------ Data for the task
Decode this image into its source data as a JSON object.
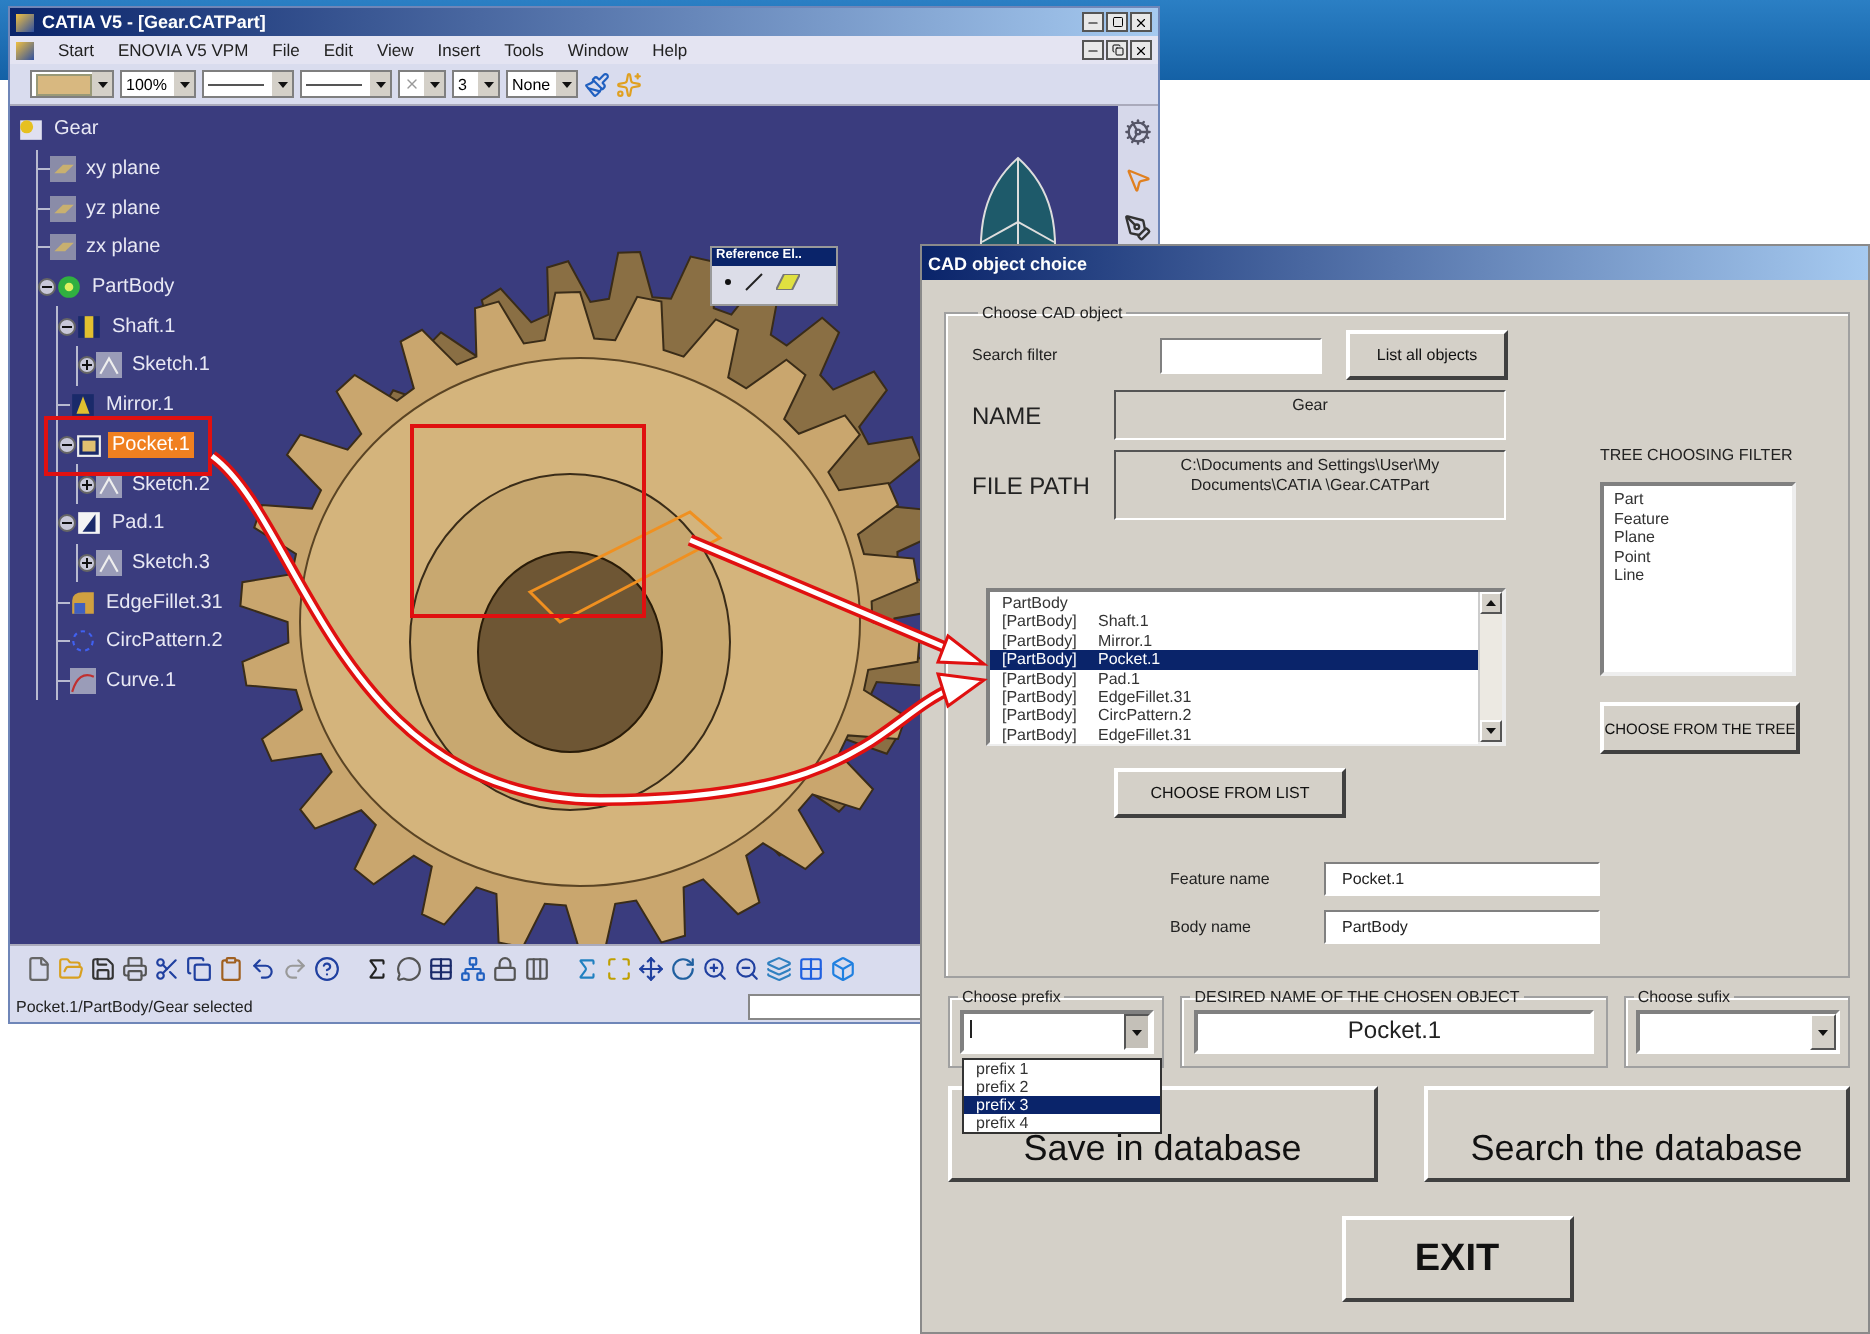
{
  "catia_window": {
    "title": "CATIA V5 - [Gear.CATPart]",
    "menu": [
      "Start",
      "ENOVIA V5 VPM",
      "File",
      "Edit",
      "View",
      "Insert",
      "Tools",
      "Window",
      "Help"
    ],
    "toolbar": {
      "zoom": "100%",
      "layer": "3",
      "filter": "None"
    },
    "tree": {
      "label": "Gear",
      "kind": "root",
      "selected": false,
      "children": [
        {
          "label": "xy plane",
          "kind": "plane",
          "selected": false
        },
        {
          "label": "yz plane",
          "kind": "plane",
          "selected": false
        },
        {
          "label": "zx plane",
          "kind": "plane",
          "selected": false
        },
        {
          "label": "PartBody",
          "kind": "body",
          "selected": false,
          "expanded": true,
          "children": [
            {
              "label": "Shaft.1",
              "kind": "shaft",
              "selected": false,
              "expanded": true,
              "children": [
                {
                  "label": "Sketch.1",
                  "kind": "sketch",
                  "selected": false,
                  "expanded": false
                }
              ]
            },
            {
              "label": "Mirror.1",
              "kind": "mirror",
              "selected": false
            },
            {
              "label": "Pocket.1",
              "kind": "pocket",
              "selected": true,
              "expanded": true,
              "children": [
                {
                  "label": "Sketch.2",
                  "kind": "sketch",
                  "selected": false,
                  "expanded": false
                }
              ]
            },
            {
              "label": "Pad.1",
              "kind": "pad",
              "selected": false,
              "expanded": true,
              "children": [
                {
                  "label": "Sketch.3",
                  "kind": "sketch",
                  "selected": false,
                  "expanded": false
                }
              ]
            },
            {
              "label": "EdgeFillet.31",
              "kind": "fillet",
              "selected": false
            },
            {
              "label": "CircPattern.2",
              "kind": "pattern",
              "selected": false
            },
            {
              "label": "Curve.1",
              "kind": "curve",
              "selected": false
            }
          ]
        }
      ]
    },
    "reference_toolbar": {
      "title": "Reference El.."
    },
    "status": "Pocket.1/PartBody/Gear selected"
  },
  "dialog": {
    "title": "CAD object choice",
    "object_group": {
      "title": "Choose CAD object",
      "search_label": "Search filter",
      "list_all_button": "List all objects",
      "name_label": "NAME",
      "name_value": "Gear",
      "path_label": "FILE PATH",
      "path_value": "C:\\Documents and Settings\\User\\My Documents\\CATIA \\Gear.CATPart",
      "objects": [
        {
          "columns": [
            "PartBody"
          ],
          "selected": false
        },
        {
          "columns": [
            "[PartBody]",
            "Shaft.1"
          ],
          "selected": false
        },
        {
          "columns": [
            "[PartBody]",
            "Mirror.1"
          ],
          "selected": false
        },
        {
          "columns": [
            "[PartBody]",
            "Pocket.1"
          ],
          "selected": true
        },
        {
          "columns": [
            "[PartBody]",
            "Pad.1"
          ],
          "selected": false
        },
        {
          "columns": [
            "[PartBody]",
            "EdgeFillet.31"
          ],
          "selected": false
        },
        {
          "columns": [
            "[PartBody]",
            "CircPattern.2"
          ],
          "selected": false
        },
        {
          "columns": [
            "[PartBody]",
            "EdgeFillet.31"
          ],
          "selected": false
        }
      ],
      "choose_list_button": "CHOOSE FROM LIST",
      "filter_title": "TREE CHOOSING FILTER",
      "filters": [
        {
          "label": "Part",
          "selected": false
        },
        {
          "label": "Feature",
          "selected": false
        },
        {
          "label": "Plane",
          "selected": false
        },
        {
          "label": "Point",
          "selected": false
        },
        {
          "label": "Line",
          "selected": false
        }
      ],
      "choose_tree_button": "CHOOSE FROM THE TREE",
      "feature_label": "Feature name",
      "feature_value": "Pocket.1",
      "body_label": "Body name",
      "body_value": "PartBody"
    },
    "prefix": {
      "title": "Choose prefix",
      "expanded": true,
      "options": [
        {
          "label": "prefix 1",
          "selected": false
        },
        {
          "label": "prefix 2",
          "selected": false
        },
        {
          "label": "prefix 3",
          "selected": true
        },
        {
          "label": "prefix 4",
          "selected": false
        }
      ]
    },
    "desired": {
      "title": "DESIRED NAME OF THE CHOSEN OBJECT",
      "value": "Pocket.1"
    },
    "suffix": {
      "title": "Choose sufix"
    },
    "save_button": "Save in database",
    "search_button": "Search the database",
    "exit_button": "EXIT"
  }
}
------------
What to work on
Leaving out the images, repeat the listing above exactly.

Answer to the exercise
Decode this image into its source data as a JSON object.
{
  "catia_window": {
    "title": "CATIA V5 - [Gear.CATPart]",
    "menu": [
      "Start",
      "ENOVIA V5 VPM",
      "File",
      "Edit",
      "View",
      "Insert",
      "Tools",
      "Window",
      "Help"
    ],
    "toolbar": {
      "zoom": "100%",
      "layer": "3",
      "filter": "None"
    },
    "tree": {
      "label": "Gear",
      "kind": "root",
      "selected": false,
      "children": [
        {
          "label": "xy plane",
          "kind": "plane",
          "selected": false
        },
        {
          "label": "yz plane",
          "kind": "plane",
          "selected": false
        },
        {
          "label": "zx plane",
          "kind": "plane",
          "selected": false
        },
        {
          "label": "PartBody",
          "kind": "body",
          "selected": false,
          "expanded": true,
          "children": [
            {
              "label": "Shaft.1",
              "kind": "shaft",
              "selected": false,
              "expanded": true,
              "children": [
                {
                  "label": "Sketch.1",
                  "kind": "sketch",
                  "selected": false,
                  "expanded": false
                }
              ]
            },
            {
              "label": "Mirror.1",
              "kind": "mirror",
              "selected": false
            },
            {
              "label": "Pocket.1",
              "kind": "pocket",
              "selected": true,
              "expanded": true,
              "children": [
                {
                  "label": "Sketch.2",
                  "kind": "sketch",
                  "selected": false,
                  "expanded": false
                }
              ]
            },
            {
              "label": "Pad.1",
              "kind": "pad",
              "selected": false,
              "expanded": true,
              "children": [
                {
                  "label": "Sketch.3",
                  "kind": "sketch",
                  "selected": false,
                  "expanded": false
                }
              ]
            },
            {
              "label": "EdgeFillet.31",
              "kind": "fillet",
              "selected": false
            },
            {
              "label": "CircPattern.2",
              "kind": "pattern",
              "selected": false
            },
            {
              "label": "Curve.1",
              "kind": "curve",
              "selected": false
            }
          ]
        }
      ]
    },
    "reference_toolbar": {
      "title": "Reference El.."
    },
    "status": "Pocket.1/PartBody/Gear selected"
  },
  "dialog": {
    "title": "CAD object choice",
    "object_group": {
      "title": "Choose CAD object",
      "search_label": "Search filter",
      "list_all_button": "List all objects",
      "name_label": "NAME",
      "name_value": "Gear",
      "path_label": "FILE PATH",
      "path_value": "C:\\Documents and Settings\\User\\My Documents\\CATIA \\Gear.CATPart",
      "objects": [
        {
          "columns": [
            "PartBody"
          ],
          "selected": false
        },
        {
          "columns": [
            "[PartBody]",
            "Shaft.1"
          ],
          "selected": false
        },
        {
          "columns": [
            "[PartBody]",
            "Mirror.1"
          ],
          "selected": false
        },
        {
          "columns": [
            "[PartBody]",
            "Pocket.1"
          ],
          "selected": true
        },
        {
          "columns": [
            "[PartBody]",
            "Pad.1"
          ],
          "selected": false
        },
        {
          "columns": [
            "[PartBody]",
            "EdgeFillet.31"
          ],
          "selected": false
        },
        {
          "columns": [
            "[PartBody]",
            "CircPattern.2"
          ],
          "selected": false
        },
        {
          "columns": [
            "[PartBody]",
            "EdgeFillet.31"
          ],
          "selected": false
        }
      ],
      "choose_list_button": "CHOOSE FROM LIST",
      "filter_title": "TREE CHOOSING FILTER",
      "filters": [
        {
          "label": "Part",
          "selected": false
        },
        {
          "label": "Feature",
          "selected": false
        },
        {
          "label": "Plane",
          "selected": false
        },
        {
          "label": "Point",
          "selected": false
        },
        {
          "label": "Line",
          "selected": false
        }
      ],
      "choose_tree_button": "CHOOSE FROM THE TREE",
      "feature_label": "Feature name",
      "feature_value": "Pocket.1",
      "body_label": "Body name",
      "body_value": "PartBody"
    },
    "prefix": {
      "title": "Choose prefix",
      "expanded": true,
      "options": [
        {
          "label": "prefix 1",
          "selected": false
        },
        {
          "label": "prefix 2",
          "selected": false
        },
        {
          "label": "prefix 3",
          "selected": true
        },
        {
          "label": "prefix 4",
          "selected": false
        }
      ]
    },
    "desired": {
      "title": "DESIRED NAME OF THE CHOSEN OBJECT",
      "value": "Pocket.1"
    },
    "suffix": {
      "title": "Choose sufix"
    },
    "save_button": "Save in database",
    "search_button": "Search the database",
    "exit_button": "EXIT"
  }
}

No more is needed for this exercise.